**Input data**

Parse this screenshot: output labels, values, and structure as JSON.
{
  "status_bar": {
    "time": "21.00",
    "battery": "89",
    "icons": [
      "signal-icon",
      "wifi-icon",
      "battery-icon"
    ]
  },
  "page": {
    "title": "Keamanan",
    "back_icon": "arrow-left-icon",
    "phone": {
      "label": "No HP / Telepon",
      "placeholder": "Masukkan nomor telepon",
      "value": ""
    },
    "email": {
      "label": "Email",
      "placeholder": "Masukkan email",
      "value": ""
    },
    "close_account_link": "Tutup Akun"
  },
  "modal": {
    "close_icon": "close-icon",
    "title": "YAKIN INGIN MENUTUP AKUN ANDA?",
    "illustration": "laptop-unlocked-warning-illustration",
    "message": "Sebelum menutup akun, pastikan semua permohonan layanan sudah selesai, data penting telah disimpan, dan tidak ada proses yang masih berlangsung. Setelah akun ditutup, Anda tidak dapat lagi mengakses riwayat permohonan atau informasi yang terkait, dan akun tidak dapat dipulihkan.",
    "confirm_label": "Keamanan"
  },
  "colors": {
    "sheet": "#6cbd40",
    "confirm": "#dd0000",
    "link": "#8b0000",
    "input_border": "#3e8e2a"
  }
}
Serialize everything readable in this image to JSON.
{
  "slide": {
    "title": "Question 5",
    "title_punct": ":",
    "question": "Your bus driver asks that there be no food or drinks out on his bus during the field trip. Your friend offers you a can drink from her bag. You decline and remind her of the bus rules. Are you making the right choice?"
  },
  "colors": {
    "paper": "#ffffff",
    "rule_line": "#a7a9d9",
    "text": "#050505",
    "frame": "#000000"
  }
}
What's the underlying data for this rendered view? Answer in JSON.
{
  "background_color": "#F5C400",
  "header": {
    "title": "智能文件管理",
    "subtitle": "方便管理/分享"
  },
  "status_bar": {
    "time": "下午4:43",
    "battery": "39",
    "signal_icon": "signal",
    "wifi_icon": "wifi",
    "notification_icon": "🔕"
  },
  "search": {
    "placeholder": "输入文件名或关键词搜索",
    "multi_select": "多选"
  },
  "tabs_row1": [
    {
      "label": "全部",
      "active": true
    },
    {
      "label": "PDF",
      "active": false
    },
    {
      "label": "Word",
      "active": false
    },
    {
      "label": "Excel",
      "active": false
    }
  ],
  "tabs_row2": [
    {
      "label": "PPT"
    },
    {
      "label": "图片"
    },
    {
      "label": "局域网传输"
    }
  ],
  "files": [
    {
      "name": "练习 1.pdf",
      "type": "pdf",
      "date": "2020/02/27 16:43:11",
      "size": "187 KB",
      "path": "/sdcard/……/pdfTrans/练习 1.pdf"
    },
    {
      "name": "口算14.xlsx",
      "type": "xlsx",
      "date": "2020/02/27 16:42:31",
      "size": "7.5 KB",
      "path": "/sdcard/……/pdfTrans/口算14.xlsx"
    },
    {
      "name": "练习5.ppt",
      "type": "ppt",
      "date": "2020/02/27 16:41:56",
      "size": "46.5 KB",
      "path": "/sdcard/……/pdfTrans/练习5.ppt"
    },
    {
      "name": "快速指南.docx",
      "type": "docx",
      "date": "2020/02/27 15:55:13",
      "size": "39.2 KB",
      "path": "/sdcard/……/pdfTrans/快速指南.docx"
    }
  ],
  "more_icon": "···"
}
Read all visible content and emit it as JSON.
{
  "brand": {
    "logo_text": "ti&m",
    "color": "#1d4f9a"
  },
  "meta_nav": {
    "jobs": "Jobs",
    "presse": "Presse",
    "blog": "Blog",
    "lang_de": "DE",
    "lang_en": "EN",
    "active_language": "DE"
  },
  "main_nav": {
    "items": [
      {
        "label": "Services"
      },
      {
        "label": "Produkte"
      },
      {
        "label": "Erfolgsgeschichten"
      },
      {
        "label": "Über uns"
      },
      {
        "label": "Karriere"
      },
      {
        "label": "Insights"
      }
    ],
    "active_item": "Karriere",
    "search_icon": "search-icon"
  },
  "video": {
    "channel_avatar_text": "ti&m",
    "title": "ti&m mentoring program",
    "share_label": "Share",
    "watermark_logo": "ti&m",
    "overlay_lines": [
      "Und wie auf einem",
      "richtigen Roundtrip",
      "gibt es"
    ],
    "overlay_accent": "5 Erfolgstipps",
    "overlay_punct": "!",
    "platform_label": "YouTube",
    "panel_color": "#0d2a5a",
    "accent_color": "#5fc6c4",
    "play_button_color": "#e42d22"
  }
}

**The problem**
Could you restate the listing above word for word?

**Output**
Parse this screenshot: output labels, values, and structure as JSON.
{
  "status_bar": {
    "time": "21.00",
    "battery": "89",
    "icons": [
      "signal-icon",
      "wifi-icon",
      "battery-icon"
    ]
  },
  "page": {
    "title": "Keamanan",
    "back_icon": "arrow-left-icon",
    "phone": {
      "label": "No HP / Telepon",
      "placeholder": "Masukkan nomor telepon",
      "value": ""
    },
    "email": {
      "label": "Email",
      "placeholder": "Masukkan email",
      "value": ""
    },
    "close_account_link": "Tutup Akun"
  },
  "modal": {
    "close_icon": "close-icon",
    "title": "YAKIN INGIN MENUTUP AKUN ANDA?",
    "illustration": "laptop-unlocked-warning-illustration",
    "message": "Sebelum menutup akun, pastikan semua permohonan layanan sudah selesai, data penting telah disimpan, dan tidak ada proses yang masih berlangsung. Setelah akun ditutup, Anda tidak dapat lagi mengakses riwayat permohonan atau informasi yang terkait, dan akun tidak dapat dipulihkan.",
    "confirm_label": "Keamanan"
  },
  "colors": {
    "sheet": "#6cbd40",
    "confirm": "#dd0000",
    "link": "#8b0000",
    "input_border": "#3e8e2a"
  }
}
Serialize everything readable in this image to JSON.
{
  "slide": {
    "title": "Question 5",
    "title_punct": ":",
    "question": "Your bus driver asks that there be no food or drinks out on his bus during the field trip. Your friend offers you a can drink from her bag. You decline and remind her of the bus rules. Are you making the right choice?"
  },
  "colors": {
    "paper": "#ffffff",
    "rule_line": "#a7a9d9",
    "text": "#050505",
    "frame": "#000000"
  }
}
What's the underlying data for this rendered view? Answer in JSON.
{
  "background_color": "#F5C400",
  "header": {
    "title": "智能文件管理",
    "subtitle": "方便管理/分享"
  },
  "status_bar": {
    "time": "下午4:43",
    "battery": "39",
    "signal_icon": "signal",
    "wifi_icon": "wifi",
    "notification_icon": "🔕"
  },
  "search": {
    "placeholder": "输入文件名或关键词搜索",
    "multi_select": "多选"
  },
  "tabs_row1": [
    {
      "label": "全部",
      "active": true
    },
    {
      "label": "PDF",
      "active": false
    },
    {
      "label": "Word",
      "active": false
    },
    {
      "label": "Excel",
      "active": false
    }
  ],
  "tabs_row2": [
    {
      "label": "PPT"
    },
    {
      "label": "图片"
    },
    {
      "label": "局域网传输"
    }
  ],
  "files": [
    {
      "name": "练习 1.pdf",
      "type": "pdf",
      "date": "2020/02/27 16:43:11",
      "size": "187 KB",
      "path": "/sdcard/……/pdfTrans/练习 1.pdf"
    },
    {
      "name": "口算14.xlsx",
      "type": "xlsx",
      "date": "2020/02/27 16:42:31",
      "size": "7.5 KB",
      "path": "/sdcard/……/pdfTrans/口算14.xlsx"
    },
    {
      "name": "练习5.ppt",
      "type": "ppt",
      "date": "2020/02/27 16:41:56",
      "size": "46.5 KB",
      "path": "/sdcard/……/pdfTrans/练习5.ppt"
    },
    {
      "name": "快速指南.docx",
      "type": "docx",
      "date": "2020/02/27 15:55:13",
      "size": "39.2 KB",
      "path": "/sdcard/……/pdfTrans/快速指南.docx"
    }
  ],
  "more_icon": "···"
}
Read all visible content and emit it as JSON.
{
  "brand": {
    "logo_text": "ti&m",
    "color": "#1d4f9a"
  },
  "meta_nav": {
    "jobs": "Jobs",
    "presse": "Presse",
    "blog": "Blog",
    "lang_de": "DE",
    "lang_en": "EN",
    "active_language": "DE"
  },
  "main_nav": {
    "items": [
      {
        "label": "Services"
      },
      {
        "label": "Produkte"
      },
      {
        "label": "Erfolgsgeschichten"
      },
      {
        "label": "Über uns"
      },
      {
        "label": "Karriere"
      },
      {
        "label": "Insights"
      }
    ],
    "active_item": "Karriere",
    "search_icon": "search-icon"
  },
  "video": {
    "channel_avatar_text": "ti&m",
    "title": "ti&m mentoring program",
    "share_label": "Share",
    "watermark_logo": "ti&m",
    "overlay_lines": [
      "Und wie auf einem",
      "richtigen Roundtrip",
      "gibt es"
    ],
    "overlay_accent": "5 Erfolgstipps",
    "overlay_punct": "!",
    "platform_label": "YouTube",
    "panel_color": "#0d2a5a",
    "accent_color": "#5fc6c4",
    "play_button_color": "#e42d22"
  }
}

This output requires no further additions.